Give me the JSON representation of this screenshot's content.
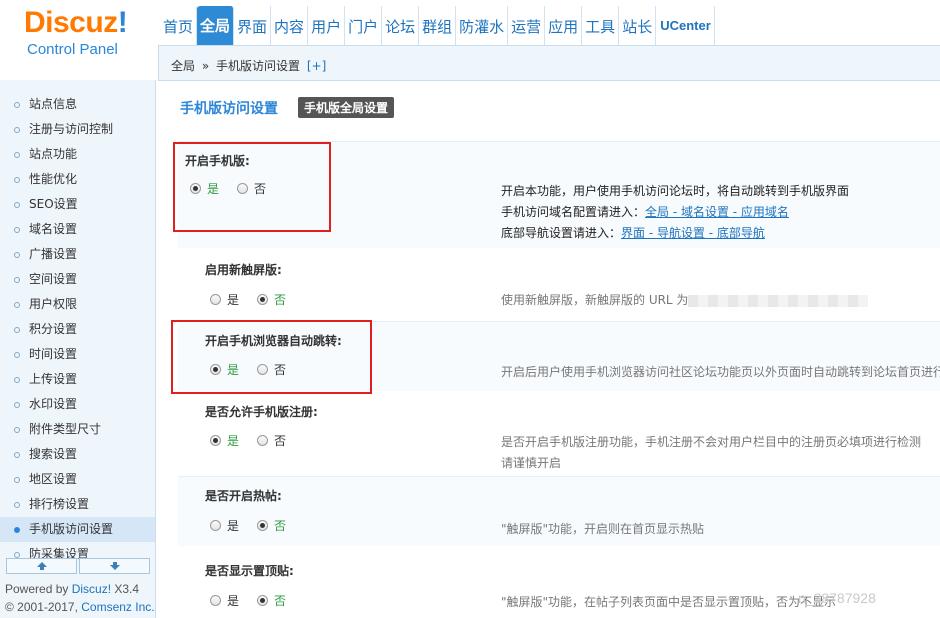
{
  "logo": {
    "brand": "Discuz",
    "bang": "!",
    "subtitle": "Control Panel"
  },
  "topnav": {
    "items": [
      "首页",
      "全局",
      "界面",
      "内容",
      "用户",
      "门户",
      "论坛",
      "群组",
      "防灌水",
      "运营",
      "应用",
      "工具",
      "站长",
      "UCenter"
    ],
    "active_index": 1
  },
  "breadcrumb": {
    "root": "全局",
    "sep": "»",
    "current": "手机版访问设置",
    "add": "[+]"
  },
  "sidebar": {
    "items": [
      "站点信息",
      "注册与访问控制",
      "站点功能",
      "性能优化",
      "SEO设置",
      "域名设置",
      "广播设置",
      "空间设置",
      "用户权限",
      "积分设置",
      "时间设置",
      "上传设置",
      "水印设置",
      "附件类型尺寸",
      "搜索设置",
      "地区设置",
      "排行榜设置",
      "手机版访问设置",
      "防采集设置"
    ],
    "active_index": 17
  },
  "footer": {
    "powered_prefix": "Powered by ",
    "powered_link": "Discuz!",
    "powered_version": " X3.4",
    "copyright_prefix": "© 2001-2017, ",
    "copyright_link": "Comsenz Inc."
  },
  "main": {
    "title": "手机版访问设置",
    "tab": "手机版全局设置",
    "settings": [
      {
        "label": "开启手机版:",
        "yes": "是",
        "no": "否",
        "checked": "yes",
        "desc_line1": "开启本功能，用户使用手机访问论坛时，将自动跳转到手机版界面",
        "desc_line2_prefix": "手机访问域名配置请进入：",
        "desc_line2_link": "全局 - 域名设置 - 应用域名",
        "desc_line3_prefix": "底部导航设置请进入：",
        "desc_line3_link": "界面 - 导航设置 - 底部导航"
      },
      {
        "label": "启用新触屏版:",
        "yes": "是",
        "no": "否",
        "checked": "no",
        "desc": "使用新触屏版，新触屏版的 URL 为"
      },
      {
        "label": "开启手机浏览器自动跳转:",
        "yes": "是",
        "no": "否",
        "checked": "yes",
        "desc": "开启后用户使用手机浏览器访问社区论坛功能页以外页面时自动跳转到论坛首页进行"
      },
      {
        "label": "是否允许手机版注册:",
        "yes": "是",
        "no": "否",
        "checked": "yes",
        "desc_line1": "是否开启手机版注册功能，手机注册不会对用户栏目中的注册页必填项进行检测",
        "desc_line2": "请谨慎开启"
      },
      {
        "label": "是否开启热帖:",
        "yes": "是",
        "no": "否",
        "checked": "no",
        "desc": "\"触屏版\"功能，开启则在首页显示热贴"
      },
      {
        "label": "是否显示置顶贴:",
        "yes": "是",
        "no": "否",
        "checked": "no",
        "desc": "\"触屏版\"功能，在帖子列表页面中是否显示置顶贴，否为不显示"
      }
    ]
  },
  "watermark": "n_38787928"
}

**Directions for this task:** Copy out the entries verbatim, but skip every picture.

**Solution:**
Give me the JSON representation of this screenshot's content.
{
  "logo": {
    "brand": "Discuz",
    "bang": "!",
    "subtitle": "Control Panel"
  },
  "topnav": {
    "items": [
      "首页",
      "全局",
      "界面",
      "内容",
      "用户",
      "门户",
      "论坛",
      "群组",
      "防灌水",
      "运营",
      "应用",
      "工具",
      "站长",
      "UCenter"
    ],
    "active_index": 1
  },
  "breadcrumb": {
    "root": "全局",
    "sep": "»",
    "current": "手机版访问设置",
    "add": "[+]"
  },
  "sidebar": {
    "items": [
      "站点信息",
      "注册与访问控制",
      "站点功能",
      "性能优化",
      "SEO设置",
      "域名设置",
      "广播设置",
      "空间设置",
      "用户权限",
      "积分设置",
      "时间设置",
      "上传设置",
      "水印设置",
      "附件类型尺寸",
      "搜索设置",
      "地区设置",
      "排行榜设置",
      "手机版访问设置",
      "防采集设置"
    ],
    "active_index": 17
  },
  "footer": {
    "powered_prefix": "Powered by ",
    "powered_link": "Discuz!",
    "powered_version": " X3.4",
    "copyright_prefix": "© 2001-2017, ",
    "copyright_link": "Comsenz Inc."
  },
  "main": {
    "title": "手机版访问设置",
    "tab": "手机版全局设置",
    "settings": [
      {
        "label": "开启手机版:",
        "yes": "是",
        "no": "否",
        "checked": "yes",
        "desc_line1": "开启本功能，用户使用手机访问论坛时，将自动跳转到手机版界面",
        "desc_line2_prefix": "手机访问域名配置请进入：",
        "desc_line2_link": "全局 - 域名设置 - 应用域名",
        "desc_line3_prefix": "底部导航设置请进入：",
        "desc_line3_link": "界面 - 导航设置 - 底部导航"
      },
      {
        "label": "启用新触屏版:",
        "yes": "是",
        "no": "否",
        "checked": "no",
        "desc": "使用新触屏版，新触屏版的 URL 为"
      },
      {
        "label": "开启手机浏览器自动跳转:",
        "yes": "是",
        "no": "否",
        "checked": "yes",
        "desc": "开启后用户使用手机浏览器访问社区论坛功能页以外页面时自动跳转到论坛首页进行"
      },
      {
        "label": "是否允许手机版注册:",
        "yes": "是",
        "no": "否",
        "checked": "yes",
        "desc_line1": "是否开启手机版注册功能，手机注册不会对用户栏目中的注册页必填项进行检测",
        "desc_line2": "请谨慎开启"
      },
      {
        "label": "是否开启热帖:",
        "yes": "是",
        "no": "否",
        "checked": "no",
        "desc": "\"触屏版\"功能，开启则在首页显示热贴"
      },
      {
        "label": "是否显示置顶贴:",
        "yes": "是",
        "no": "否",
        "checked": "no",
        "desc": "\"触屏版\"功能，在帖子列表页面中是否显示置顶贴，否为不显示"
      }
    ]
  },
  "watermark": "n_38787928"
}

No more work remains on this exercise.